Woodley is anything but second fiddle anymore. He is one of the, if not, the best pass rusher in the NFL.
At 6'2" 265 lbs, Woodley is smaller than Ware but bigger than Harrison. He possesses the speed, strength, and finesse that it takes to play a 3-4 outside linebacker. When he rushes the quarterback, there is usually no getting away.
In the playoffs, Woodley becomes even scarier. In seven playoff games, Woodley has 11 sacks, and has recorded at least one in every game (two sacks in four of seven).
The thing about Woodley that is even more promising is that he is only 26 years old. He has another five to six years of quarterback crushing ahead of him, and arguably his best years.
47 Games Started
7 Forced Fumbles
12 Passes Defensed
While T-Sizzle's sack totals have never been out of this world (only three seasons of double digit sacks out of nine years), he has to be considered as one of the most feared outside linebackers in the league.
The Ravens are known for their hard hitting defense and ferocious tackling, and Suggs epitomizes that attitude.
109 Games Started
360 Solo Tackles
18 Forced Fumbles
38 Passes Defensed
A Silverback: adult males, range in height 1.65–1.75 metres (5 ft 5 in–5 ft 9 in), and in weight 140–200 kg (310–440 lb). Occasionally, a silverback of over 1.8 metres (5 ft 11 in) and 230 kg (510 lb) has been recorded in the wild.
The Silverback: 6'0" 242 lbs, quarterback crushing specimen, often seen roaming Heinz Field in Pittsburgh, PA.
The Silverback, also known as James Harrison, is the most feared outside linebacker in the NFL today. While he may not have the prototypical stature for a 3-4 linebacker, Harrison has he superhuman strength to toss left tackles, and the speed to run by them.
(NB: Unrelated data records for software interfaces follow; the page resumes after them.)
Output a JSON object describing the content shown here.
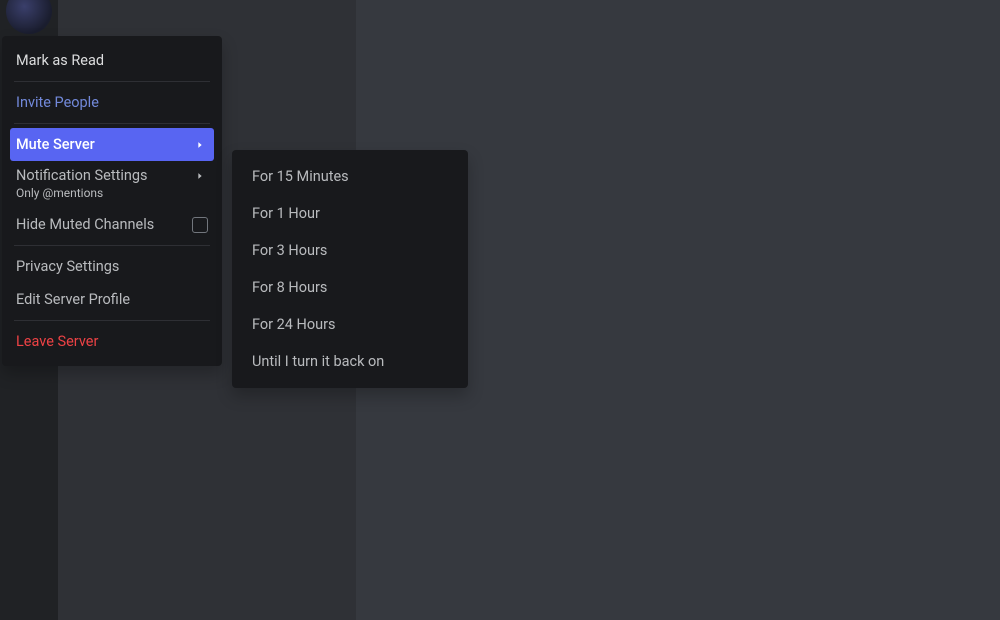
{
  "menu": {
    "mark_read": "Mark as Read",
    "invite": "Invite People",
    "mute_server": "Mute Server",
    "notification_settings": "Notification Settings",
    "notification_sub": "Only @mentions",
    "hide_muted": "Hide Muted Channels",
    "privacy": "Privacy Settings",
    "edit_profile": "Edit Server Profile",
    "leave": "Leave Server"
  },
  "submenu": {
    "items": [
      "For 15 Minutes",
      "For 1 Hour",
      "For 3 Hours",
      "For 8 Hours",
      "For 24 Hours",
      "Until I turn it back on"
    ]
  },
  "colors": {
    "accent": "#5865f2",
    "link": "#7289da",
    "danger": "#ed4245",
    "bg_dark": "#18191c",
    "bg_channel": "#2f3136",
    "bg_main": "#36393f",
    "bg_rail": "#202225"
  }
}
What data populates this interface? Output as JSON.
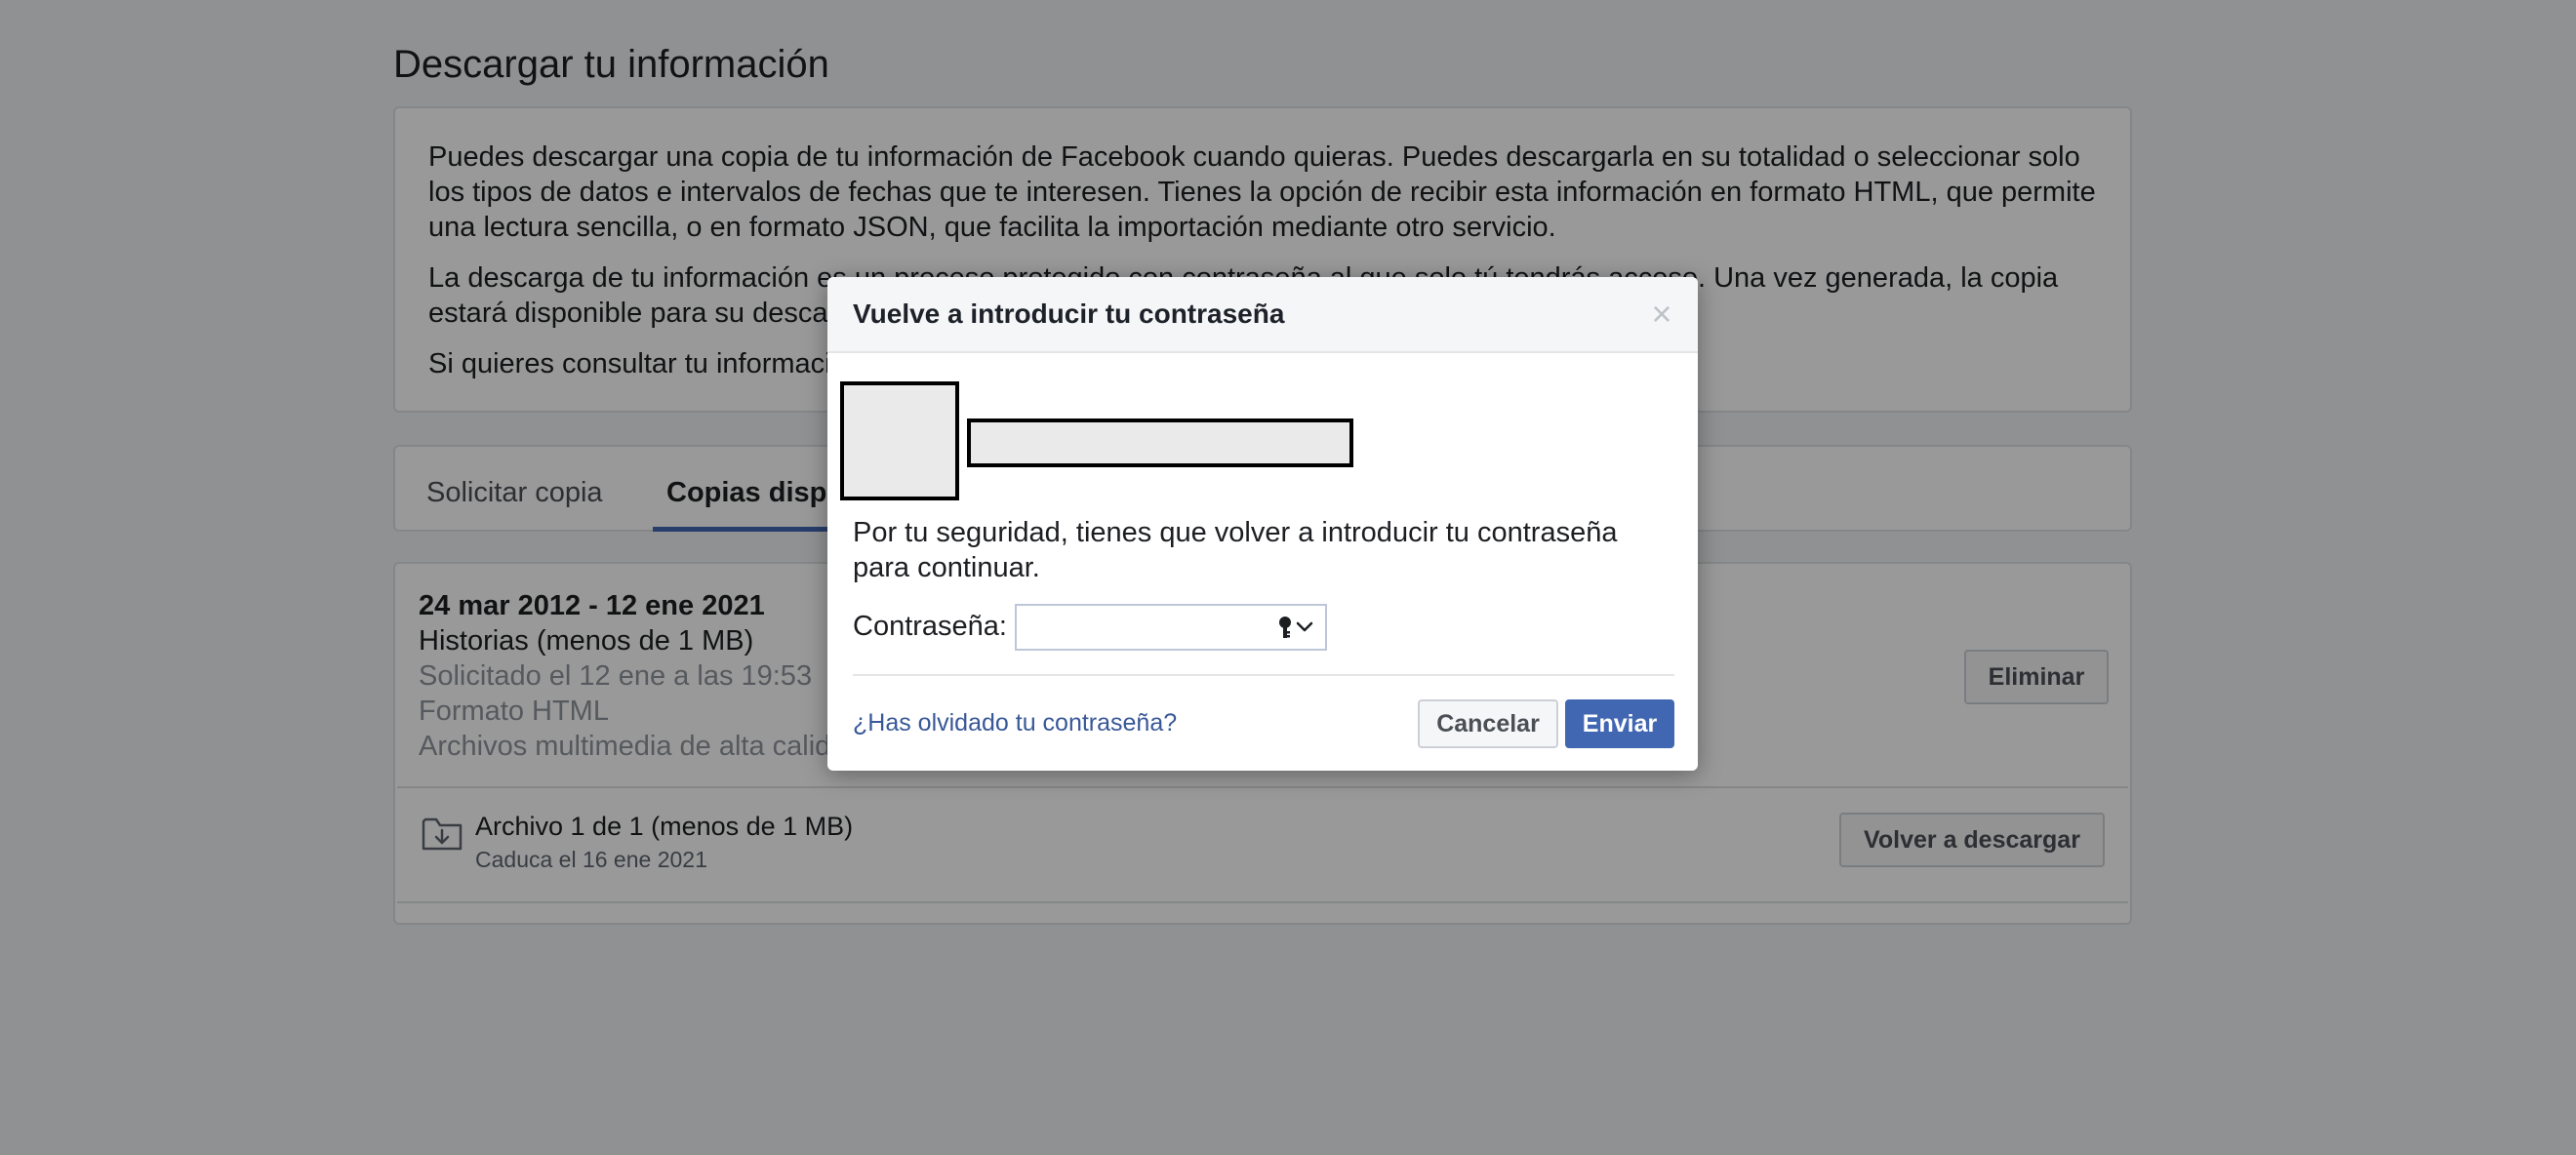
{
  "page": {
    "title": "Descargar tu información"
  },
  "info": {
    "paragraphs": [
      "Puedes descargar una copia de tu información de Facebook cuando quieras. Puedes descargarla en su totalidad o seleccionar solo los tipos de datos e intervalos de fechas que te interesen. Tienes la opción de recibir esta información en formato HTML, que permite una lectura sencilla, o en formato JSON, que facilita la importación mediante otro servicio.",
      "La descarga de tu información es un proceso protegido con contraseña al que solo tú tendrás acceso. Una vez generada, la copia estará disponible para su descarga",
      "Si quieres consultar tu informació"
    ]
  },
  "tabs": {
    "request": "Solicitar copia",
    "available": "Copias dispo"
  },
  "copy": {
    "range": "24 mar 2012 - 12 ene 2021",
    "type": "Historias (menos de 1 MB)",
    "requested": "Solicitado el 12 ene a las 19:53",
    "format": "Formato HTML",
    "media": "Archivos multimedia de alta calid",
    "delete_label": "Eliminar",
    "file": {
      "name": "Archivo 1 de 1 (menos de 1 MB)",
      "expiry": "Caduca el 16 ene 2021",
      "redownload_label": "Volver a descargar",
      "icon": "download-folder-icon"
    }
  },
  "modal": {
    "title": "Vuelve a introducir tu contraseña",
    "close_symbol": "×",
    "message": "Por tu seguridad, tienes que volver a introducir tu contraseña para continuar.",
    "password_label": "Contraseña:",
    "password_value": "",
    "password_icon": "key-dropdown-icon",
    "forgot_link": "¿Has olvidado tu contraseña?",
    "cancel_label": "Cancelar",
    "submit_label": "Enviar"
  },
  "colors": {
    "accent": "#4267b2",
    "link": "#385898",
    "muted_text": "#90949c",
    "overlay": "rgba(0,0,0,0.4)"
  }
}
Once a Steelers (and Ravens) cast off, Harrison plays with a very large chip on his shoulder and plays with that tenacity on every down.
His presence is so daunting that protection usually slides to his side, opening up room for the Steelers favorite "Inside Line Backer Twist".
Pass coverage? I'll show you this piece of evidence.
71 Games Started
25 Forced Fumbles
19 Pass Defense
No, Ray Lewis isn't left off this list because I'm a Steelers fan. If this was a Top 10 Linebacker conversation, Lewis would easily be in the top five.
This discussion is purely for pass rushing linebackers, and I mean no disrespect to Dwight Freeney, Jared Allen, John Abraham, Julius Peppers, or Tamba Hali. All these guys are great in their own rite, but not playing linebacker (with the exception of Hali who I believe has now made the switch).
So, lets discuss this Bleacher Report community: who is your pick? On this pick or not, I'd love to hear your thoughts!